She got inside the car and rounded the cul-de-sac. Breaking at the gate’s edge to look both ways, she was gripped by a familiar fear. She did not know which way to turn. He had forgotten to turn on the GPS. She pounded the steering wheel with her open palms.

Anger at God was a tired and useless emotion, anger with God was so terrestrial and neutering. She thought she had arrived at a peaceful negotiation but in fact it was only a dormancy and when her anger at God met her at the end of the drive she was exhausted.


How we hated our coffee mugs, our mouse pads, our desk clocks, our daily calendars, the contents of our desk drawers. Even the photos of our loved ones taped to our computer monitors for uplift and support turned into cloying reminders of time served. But when we got a new office, a bigger office, and we brought everything with us into the new office, how we loved everything all over again, and thought hard about where to place things, and looked with satisfaction at the end of the day at how well our old things looked in this new, improved, important space. There was no doubt in our minds just then that we had made all the right decisions, whereas most days we were men and women of two minds. Everywhere you looked, in the hallways and bathrooms, the coffee bar and cafeteria, the lobbies and the print stations, there we were with our two minds.

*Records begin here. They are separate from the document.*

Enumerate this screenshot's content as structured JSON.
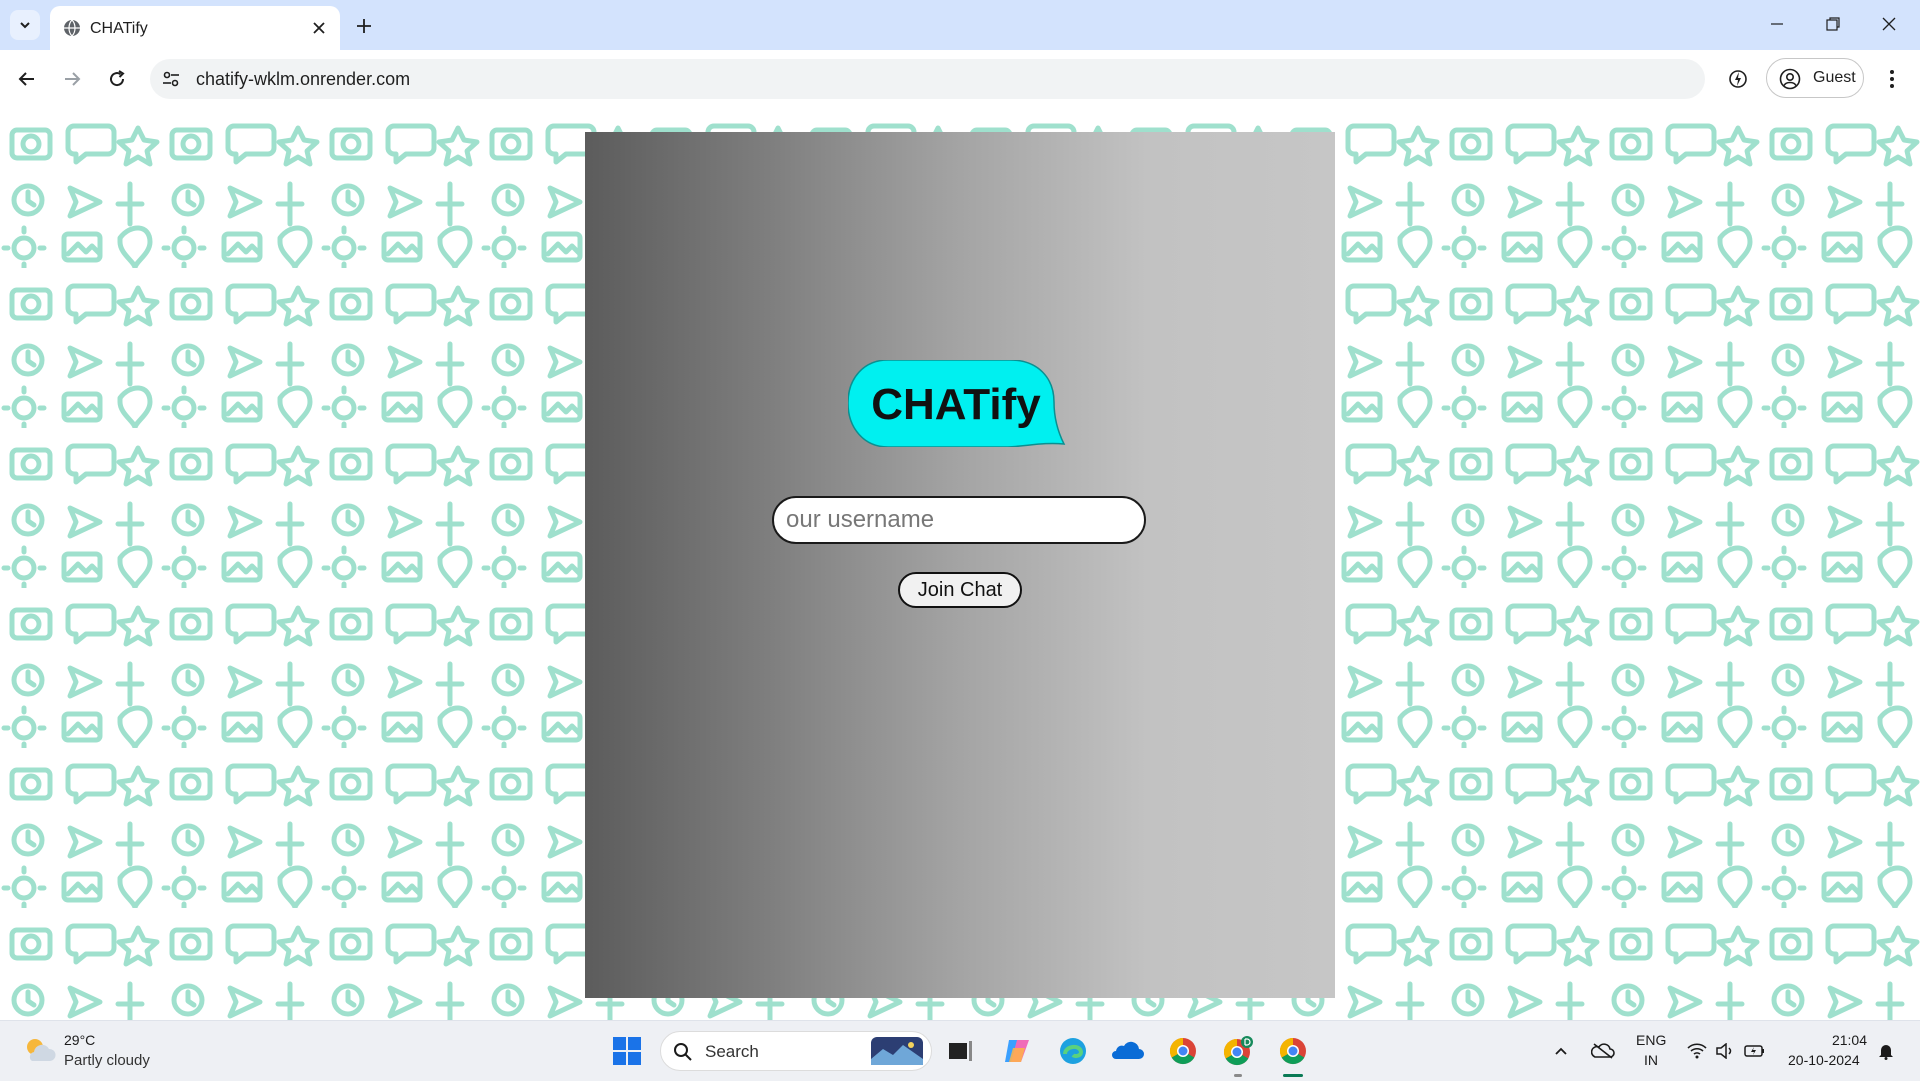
{
  "browser": {
    "tab": {
      "title": "CHATify"
    },
    "address": {
      "url": "chatify-wklm.onrender.com"
    },
    "profile": {
      "label": "Guest"
    }
  },
  "page": {
    "logo_text": "CHATify",
    "username_input": {
      "value": "",
      "placeholder": "our username"
    },
    "join_button": "Join Chat",
    "colors": {
      "pattern": "#9fe0cd",
      "logo_bubble": "#00f0f0"
    }
  },
  "taskbar": {
    "weather": {
      "temperature": "29°C",
      "condition": "Partly cloudy"
    },
    "search_label": "Search",
    "language": {
      "line1": "ENG",
      "line2": "IN"
    },
    "clock": {
      "time": "21:04",
      "date": "20-10-2024"
    },
    "apps": [
      "start-icon",
      "search",
      "task-view-icon",
      "copilot-icon",
      "edge-icon",
      "onedrive-icon",
      "chrome-icon",
      "chrome-profile-icon",
      "chrome-active-icon"
    ]
  }
}
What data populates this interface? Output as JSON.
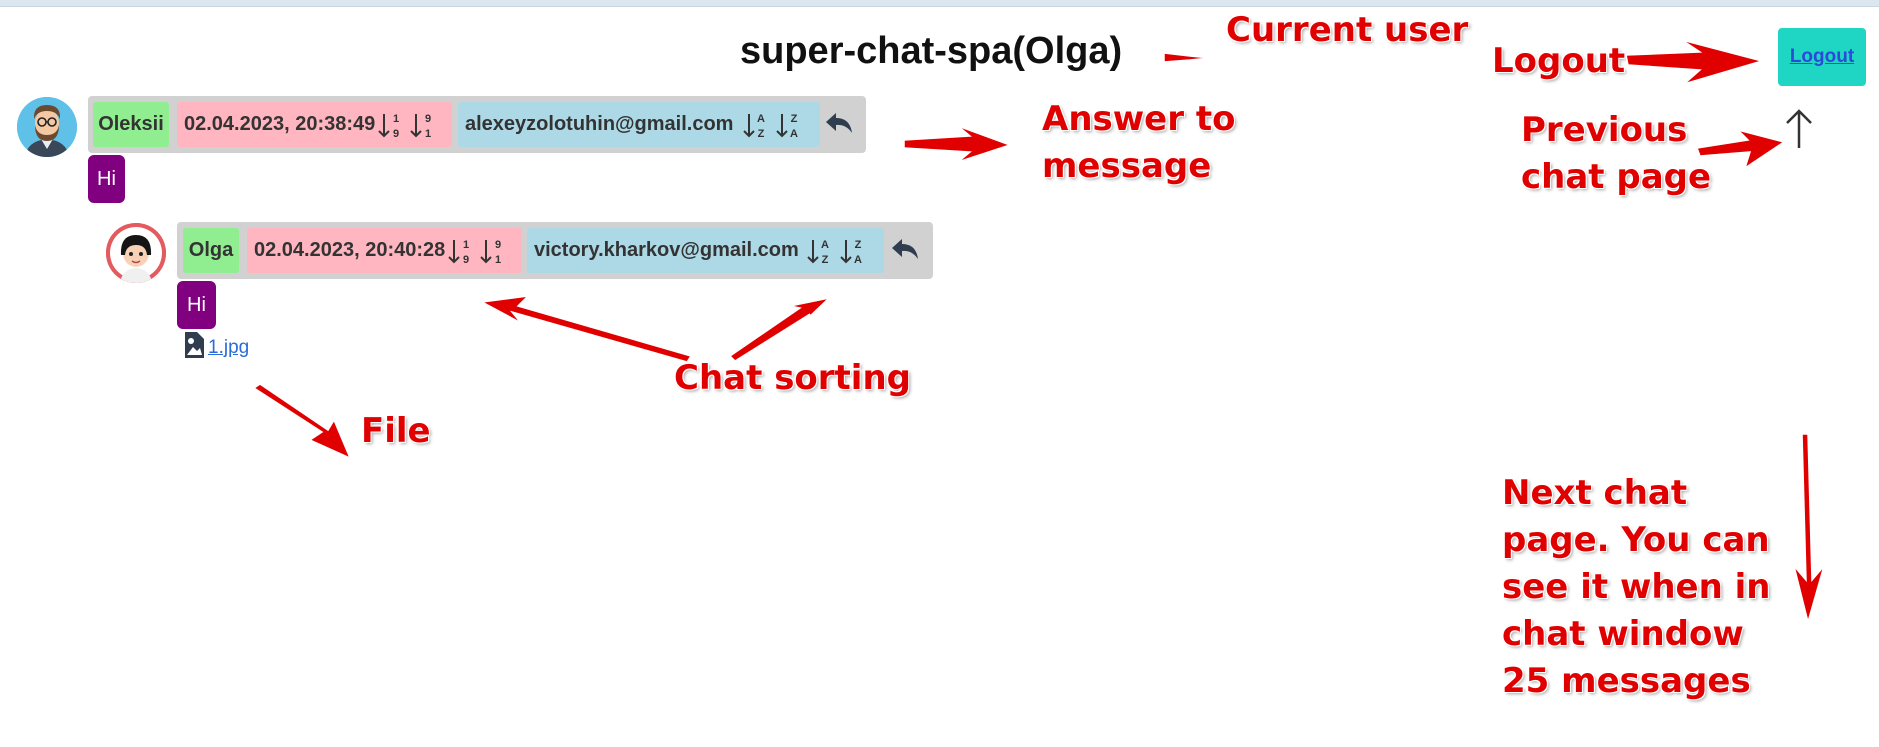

We believed that downturns had been rendered obsolete by the ingenious technology of the new economy. We thought ourselves immune from things like plant closings in Iowa and Nebraska, where remote Americans struggled against falling-in roofs and credit card debt. We watched these blue-collar workers being interviewed on TV. For the length of the segment, it was impossible not to feel the sadness and anxiety they must have felt for themselves and their families. But soon we moved on to weather and sports and by the time we thought about them again, it was a different plant in a different city, and the state was offering dislocated worker programs, readjustment and retraining services, and skills workshops. They’d be fine. Thank god we didn’t have to worry about a misfortune like that. We were corporate citizens, buttressed by advanced degrees and padded by corporate fat. We were above the fickle market forces of overproduction and mismanaged inventory.

What we didn’t consider was that in a downturn, we were the mismanaged inventory, and we were about to be dumped like a glut of circuit boards.